Without pouring water on the love fest, we contend that the deal struck between China and the U.S. leaves much to be desired. True, it represents a welcome reprieve in the escalating tit-for-tat of the past 18 months or so, and it probably decreases the chance that Trump will move forward with the last tranche of tariffs (15% on $160 billion of goods) come 15 December. But upon inspection, the “substantial deal,” as Trump described it, is more like a temporary reprieve than a permanent resolution. In short, uncertainty around trade policy and U.S.–China relations is likely to continue for the foreseeable future – and will likely be an intermittent headwind for markets.
What happened? Last Friday, Trump and China’s special envoy Liu He agreed to Phase 1 of a trade truce, which will involve China buying “$40 billion to $50 billion” of agricultural goods from the U.S. in exchange for a freeze in tariff rates. The agreement, while light on details and still weeks away from final, also promises to 1) liberalize the financial services industry in China by opening it up to more foreign ownership, a process that was well underway and dates back to the Obama administration, and 2) safeguard intellectual property, although there are few details about what this means and importantly how it would be enforced. There will also be a currency side deal, which includes similar language that the U.S. required in NAFTA 2.0, but as of now does not seem likely to include an enforcement mechanism.
What does the deal not include? The agreement does not address many of the fundamental issues that have led to heightened tensions between the two countries. There is no relief on Huawei, the Chinese telecom giant effectively banned from the U.S. by Trump in May. There is no tariff rollback, i.e., U.S. tariffs remain on $360 billion of Chinese imports. There is no promise that the last round of tariffs set to take place on 15 December will be avoided. There is no de-designation of China as a currency manipulator. And very little in the agreement addresses the issues central to the U.S. investigation of China under Section 301 of the Trade Act, including forced technology transfer, cybertheft, and the subsidization of state-owned enterprises.
What’s next? Several U.S.–China meetings are slated for the next few weeks, with the expectation that a deal could be signed at the APEC Summit in Chile in mid-November.
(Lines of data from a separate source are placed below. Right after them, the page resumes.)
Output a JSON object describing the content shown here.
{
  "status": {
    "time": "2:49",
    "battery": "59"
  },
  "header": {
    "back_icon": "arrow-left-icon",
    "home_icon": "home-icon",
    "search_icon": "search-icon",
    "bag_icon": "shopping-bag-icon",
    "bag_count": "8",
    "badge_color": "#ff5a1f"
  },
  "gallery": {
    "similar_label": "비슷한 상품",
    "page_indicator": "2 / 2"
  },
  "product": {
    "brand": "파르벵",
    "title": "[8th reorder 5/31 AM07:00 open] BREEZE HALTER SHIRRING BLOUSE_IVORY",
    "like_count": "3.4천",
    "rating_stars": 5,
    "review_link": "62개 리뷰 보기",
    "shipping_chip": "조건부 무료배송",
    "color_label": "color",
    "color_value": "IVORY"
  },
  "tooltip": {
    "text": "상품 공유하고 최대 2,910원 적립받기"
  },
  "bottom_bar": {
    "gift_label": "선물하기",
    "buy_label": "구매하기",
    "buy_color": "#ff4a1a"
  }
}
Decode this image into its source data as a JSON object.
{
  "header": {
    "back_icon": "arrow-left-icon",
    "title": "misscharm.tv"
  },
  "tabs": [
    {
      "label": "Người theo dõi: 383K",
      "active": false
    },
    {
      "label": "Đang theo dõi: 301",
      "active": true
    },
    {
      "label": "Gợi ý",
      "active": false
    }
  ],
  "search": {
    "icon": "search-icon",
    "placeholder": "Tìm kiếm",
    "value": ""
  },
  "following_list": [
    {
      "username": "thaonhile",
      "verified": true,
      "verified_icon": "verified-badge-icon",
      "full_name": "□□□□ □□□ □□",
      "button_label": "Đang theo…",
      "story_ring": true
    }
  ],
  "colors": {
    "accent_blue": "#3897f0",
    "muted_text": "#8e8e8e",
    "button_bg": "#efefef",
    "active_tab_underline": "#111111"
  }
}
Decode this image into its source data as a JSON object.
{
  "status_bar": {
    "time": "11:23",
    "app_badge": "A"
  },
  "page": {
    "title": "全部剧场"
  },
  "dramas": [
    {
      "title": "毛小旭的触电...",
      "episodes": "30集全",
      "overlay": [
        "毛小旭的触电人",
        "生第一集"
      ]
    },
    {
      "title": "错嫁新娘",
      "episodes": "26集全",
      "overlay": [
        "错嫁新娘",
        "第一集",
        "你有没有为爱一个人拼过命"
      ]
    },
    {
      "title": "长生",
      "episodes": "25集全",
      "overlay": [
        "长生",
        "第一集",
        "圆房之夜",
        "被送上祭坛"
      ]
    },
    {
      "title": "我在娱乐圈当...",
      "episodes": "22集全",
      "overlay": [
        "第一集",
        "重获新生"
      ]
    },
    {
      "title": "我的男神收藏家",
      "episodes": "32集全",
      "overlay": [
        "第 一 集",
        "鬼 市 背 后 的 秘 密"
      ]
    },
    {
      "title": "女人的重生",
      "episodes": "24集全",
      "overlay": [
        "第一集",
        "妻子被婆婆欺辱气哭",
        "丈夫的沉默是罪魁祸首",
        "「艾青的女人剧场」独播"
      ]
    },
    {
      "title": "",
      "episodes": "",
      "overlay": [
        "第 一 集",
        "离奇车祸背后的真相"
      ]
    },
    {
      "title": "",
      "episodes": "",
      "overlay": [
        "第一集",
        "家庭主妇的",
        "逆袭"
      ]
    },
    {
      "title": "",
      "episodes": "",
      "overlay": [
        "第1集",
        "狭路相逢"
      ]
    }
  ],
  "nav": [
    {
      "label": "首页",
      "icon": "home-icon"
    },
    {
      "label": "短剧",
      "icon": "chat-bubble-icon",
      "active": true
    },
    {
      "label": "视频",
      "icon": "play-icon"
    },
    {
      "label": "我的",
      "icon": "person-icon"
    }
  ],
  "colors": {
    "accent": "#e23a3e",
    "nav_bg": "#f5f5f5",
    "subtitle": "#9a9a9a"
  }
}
Things to watch between now and then will be the level of China’s agricultural purchases, which have increased over the past few weeks but are nowhere near their historical levels, and tangible progress in actually putting pen to paper on the deal, which has been the hardest part in the U.S.–China negotiation process to date.
Bottom line: Is this temporary truce a welcome development for markets? Yes. Does it address many of the structural issues behind several rounds of tariffs and the escalation of trade tensions over the past 18 months? Not really. Maybe this time will be different and the love fest with China will hold through the U.S. elections in November 2020. However, China is a popular boogeyman for Trump on the campaign trail and confronting China polls well with potential voters, particularly his base. So it would not be surprising if the romance is short-lived and Trump returns to not only more adversarial rhetoric but also more combative actions.
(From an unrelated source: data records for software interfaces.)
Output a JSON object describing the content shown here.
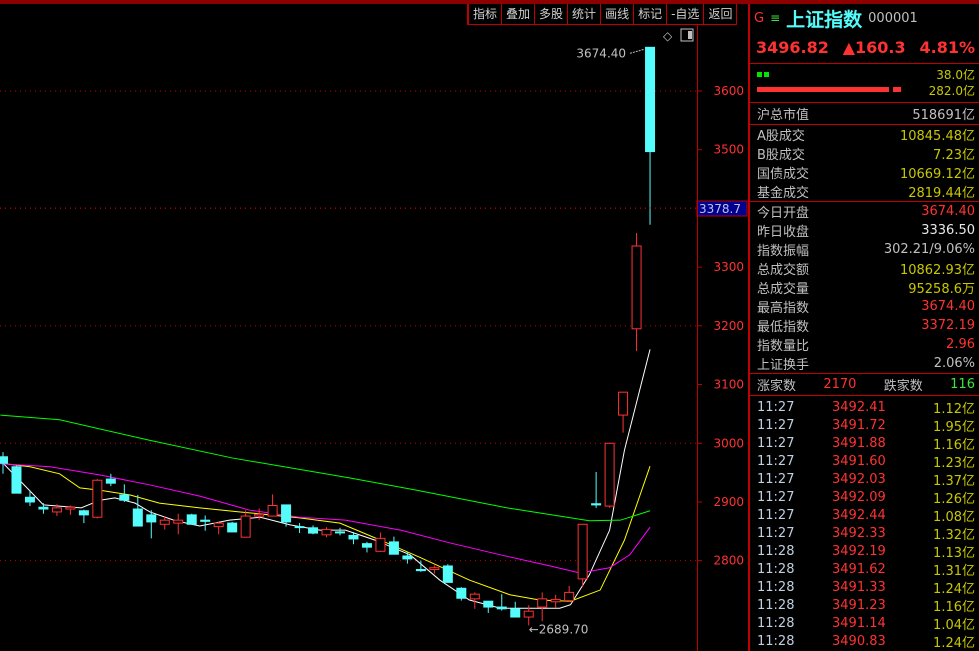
{
  "toolbar": [
    "指标",
    "叠加",
    "多股",
    "统计",
    "画线",
    "标记",
    "-自选",
    "返回"
  ],
  "panel": {
    "g": "G",
    "menu": "≡",
    "title": "上证指数",
    "code": "000001",
    "price": "3496.82",
    "change": "▲160.3",
    "pct": "4.81%",
    "bar1": "38.0亿",
    "bar2": "282.0亿",
    "mcap": {
      "label": "沪总市值",
      "value": "518691亿"
    },
    "turnover": [
      {
        "label": "A股成交",
        "value": "10845.48亿"
      },
      {
        "label": "B股成交",
        "value": "7.23亿"
      },
      {
        "label": "国债成交",
        "value": "10669.12亿"
      },
      {
        "label": "基金成交",
        "value": "2819.44亿"
      }
    ],
    "stats": [
      {
        "label": "今日开盘",
        "value": "3674.40",
        "color": "r"
      },
      {
        "label": "昨日收盘",
        "value": "3336.50",
        "color": "w"
      },
      {
        "label": "指数振幅",
        "value": "302.21/9.06%",
        "color": "lb"
      },
      {
        "label": "总成交额",
        "value": "10862.93亿",
        "color": "y"
      },
      {
        "label": "总成交量",
        "value": "95258.6万",
        "color": "y"
      },
      {
        "label": "最高指数",
        "value": "3674.40",
        "color": "r"
      },
      {
        "label": "最低指数",
        "value": "3372.19",
        "color": "r"
      },
      {
        "label": "指数量比",
        "value": "2.96",
        "color": "r"
      },
      {
        "label": "上证换手",
        "value": "2.06%",
        "color": "lb"
      }
    ],
    "up_label": "涨家数",
    "up": "2170",
    "down_label": "跌家数",
    "down": "116",
    "ticks": [
      [
        "11:27",
        "3492.41",
        "1.12亿"
      ],
      [
        "11:27",
        "3491.72",
        "1.95亿"
      ],
      [
        "11:27",
        "3491.88",
        "1.16亿"
      ],
      [
        "11:27",
        "3491.60",
        "1.23亿"
      ],
      [
        "11:27",
        "3492.03",
        "1.37亿"
      ],
      [
        "11:27",
        "3492.09",
        "1.26亿"
      ],
      [
        "11:27",
        "3492.44",
        "1.08亿"
      ],
      [
        "11:27",
        "3492.33",
        "1.32亿"
      ],
      [
        "11:28",
        "3492.19",
        "1.13亿"
      ],
      [
        "11:28",
        "3491.62",
        "1.31亿"
      ],
      [
        "11:28",
        "3491.33",
        "1.24亿"
      ],
      [
        "11:28",
        "3491.23",
        "1.16亿"
      ],
      [
        "11:28",
        "3491.14",
        "1.04亿"
      ],
      [
        "11:28",
        "3490.83",
        "1.24亿"
      ]
    ]
  },
  "chart_data": {
    "type": "candlestick",
    "y_ticks": [
      3600,
      3500,
      3400,
      3300,
      3200,
      3100,
      3000,
      2900,
      2800
    ],
    "gridlines": [
      3600,
      3400,
      3200,
      3000,
      2800
    ],
    "crosshair_value": "3378.7",
    "high_label": "3674.40",
    "low_label": "2689.70",
    "up_color": "#ff3232",
    "down_color": "#54fcfc",
    "ohlc": [
      [
        2977,
        2985,
        2948,
        2966
      ],
      [
        2960,
        2962,
        2915,
        2915
      ],
      [
        2908,
        2920,
        2893,
        2900
      ],
      [
        2891,
        2898,
        2880,
        2888
      ],
      [
        2883,
        2896,
        2876,
        2890
      ],
      [
        2888,
        2894,
        2878,
        2891
      ],
      [
        2885,
        2887,
        2864,
        2878
      ],
      [
        2874,
        2939,
        2872,
        2937
      ],
      [
        2939,
        2948,
        2927,
        2932
      ],
      [
        2912,
        2930,
        2900,
        2903
      ],
      [
        2888,
        2912,
        2859,
        2859
      ],
      [
        2878,
        2886,
        2838,
        2866
      ],
      [
        2862,
        2876,
        2853,
        2869
      ],
      [
        2864,
        2880,
        2845,
        2869
      ],
      [
        2878,
        2880,
        2862,
        2862
      ],
      [
        2869,
        2877,
        2851,
        2867
      ],
      [
        2858,
        2866,
        2845,
        2864
      ],
      [
        2864,
        2866,
        2849,
        2849
      ],
      [
        2840,
        2886,
        2840,
        2876
      ],
      [
        2876,
        2889,
        2869,
        2879
      ],
      [
        2876,
        2913,
        2876,
        2894
      ],
      [
        2895,
        2895,
        2858,
        2866
      ],
      [
        2858,
        2864,
        2847,
        2857
      ],
      [
        2856,
        2860,
        2845,
        2847
      ],
      [
        2844,
        2857,
        2840,
        2853
      ],
      [
        2849,
        2856,
        2843,
        2848
      ],
      [
        2843,
        2849,
        2828,
        2837
      ],
      [
        2829,
        2832,
        2814,
        2823
      ],
      [
        2816,
        2848,
        2815,
        2838
      ],
      [
        2832,
        2841,
        2811,
        2811
      ],
      [
        2808,
        2815,
        2795,
        2803
      ],
      [
        2785,
        2800,
        2781,
        2783
      ],
      [
        2785,
        2792,
        2778,
        2788
      ],
      [
        2791,
        2794,
        2763,
        2763
      ],
      [
        2753,
        2755,
        2732,
        2736
      ],
      [
        2735,
        2746,
        2718,
        2743
      ],
      [
        2731,
        2731,
        2711,
        2721
      ],
      [
        2721,
        2743,
        2715,
        2718
      ],
      [
        2718,
        2730,
        2704,
        2704
      ],
      [
        2704,
        2724,
        2689.7,
        2714
      ],
      [
        2721,
        2746,
        2697,
        2735
      ],
      [
        2730,
        2742,
        2720,
        2734
      ],
      [
        2732,
        2757,
        2730,
        2746
      ],
      [
        2769,
        2862,
        2755,
        2862
      ],
      [
        2897,
        2951,
        2890,
        2895
      ],
      [
        2893,
        3001,
        2890,
        3000
      ],
      [
        3048,
        3087,
        3018,
        3087
      ],
      [
        3195,
        3358,
        3157,
        3336
      ],
      [
        3674.4,
        3674.4,
        3372.19,
        3496.82
      ]
    ],
    "ma": [
      {
        "name": "MA5",
        "color": "#ffffff",
        "points": [
          [
            -0.2,
            2971
          ],
          [
            3,
            2895
          ],
          [
            5.8,
            2890
          ],
          [
            7.2,
            2903
          ],
          [
            8.3,
            2907
          ],
          [
            9.8,
            2898
          ],
          [
            10.9,
            2883
          ],
          [
            12.8,
            2868
          ],
          [
            14.6,
            2859
          ],
          [
            16.8,
            2869
          ],
          [
            19.1,
            2874
          ],
          [
            21.3,
            2861
          ],
          [
            23.5,
            2852
          ],
          [
            25.4,
            2852
          ],
          [
            27.6,
            2835
          ],
          [
            30.2,
            2810
          ],
          [
            32.4,
            2767
          ],
          [
            34.6,
            2733
          ],
          [
            36.9,
            2719
          ],
          [
            39.1,
            2719
          ],
          [
            41.3,
            2719
          ],
          [
            42.1,
            2725
          ],
          [
            43.5,
            2776
          ],
          [
            45,
            2852
          ],
          [
            46.1,
            2988
          ],
          [
            48,
            3160
          ]
        ]
      },
      {
        "name": "MA10",
        "color": "#ffff00",
        "points": [
          [
            -0.2,
            2966
          ],
          [
            2,
            2960
          ],
          [
            4.2,
            2948
          ],
          [
            5.7,
            2924
          ],
          [
            7.2,
            2920
          ],
          [
            9.4,
            2912
          ],
          [
            11.6,
            2898
          ],
          [
            14.6,
            2890
          ],
          [
            17.6,
            2883
          ],
          [
            22,
            2873
          ],
          [
            25,
            2864
          ],
          [
            28,
            2835
          ],
          [
            30.9,
            2806
          ],
          [
            34.6,
            2767
          ],
          [
            37.6,
            2742
          ],
          [
            39.8,
            2733
          ],
          [
            42.1,
            2731
          ],
          [
            44.3,
            2750
          ],
          [
            46.1,
            2835
          ],
          [
            48,
            2961
          ]
        ]
      },
      {
        "name": "MA20",
        "color": "#ff00ff",
        "points": [
          [
            -0.2,
            2965
          ],
          [
            3.5,
            2960
          ],
          [
            7.2,
            2946
          ],
          [
            10.9,
            2929
          ],
          [
            14.6,
            2910
          ],
          [
            18.3,
            2886
          ],
          [
            22,
            2874
          ],
          [
            25.4,
            2869
          ],
          [
            29.5,
            2852
          ],
          [
            33.2,
            2830
          ],
          [
            36.9,
            2810
          ],
          [
            40.6,
            2791
          ],
          [
            42.8,
            2779
          ],
          [
            45,
            2788
          ],
          [
            46.5,
            2810
          ],
          [
            48,
            2857
          ]
        ]
      },
      {
        "name": "MA60",
        "color": "#00ff00",
        "points": [
          [
            -0.2,
            3048
          ],
          [
            4.2,
            3040
          ],
          [
            10.7,
            3006
          ],
          [
            17,
            2975
          ],
          [
            25.7,
            2941
          ],
          [
            30.7,
            2920
          ],
          [
            37.4,
            2890
          ],
          [
            43.5,
            2868
          ],
          [
            45.8,
            2869
          ],
          [
            48,
            2885
          ]
        ]
      }
    ]
  }
}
For more on trade, please see, “Impeachment Could Be Both Bad News and Good News for Trade Policy.”
Libby Cantrill is PIMCO’s head of public policy and a regular contributor to the PIMCO Blog.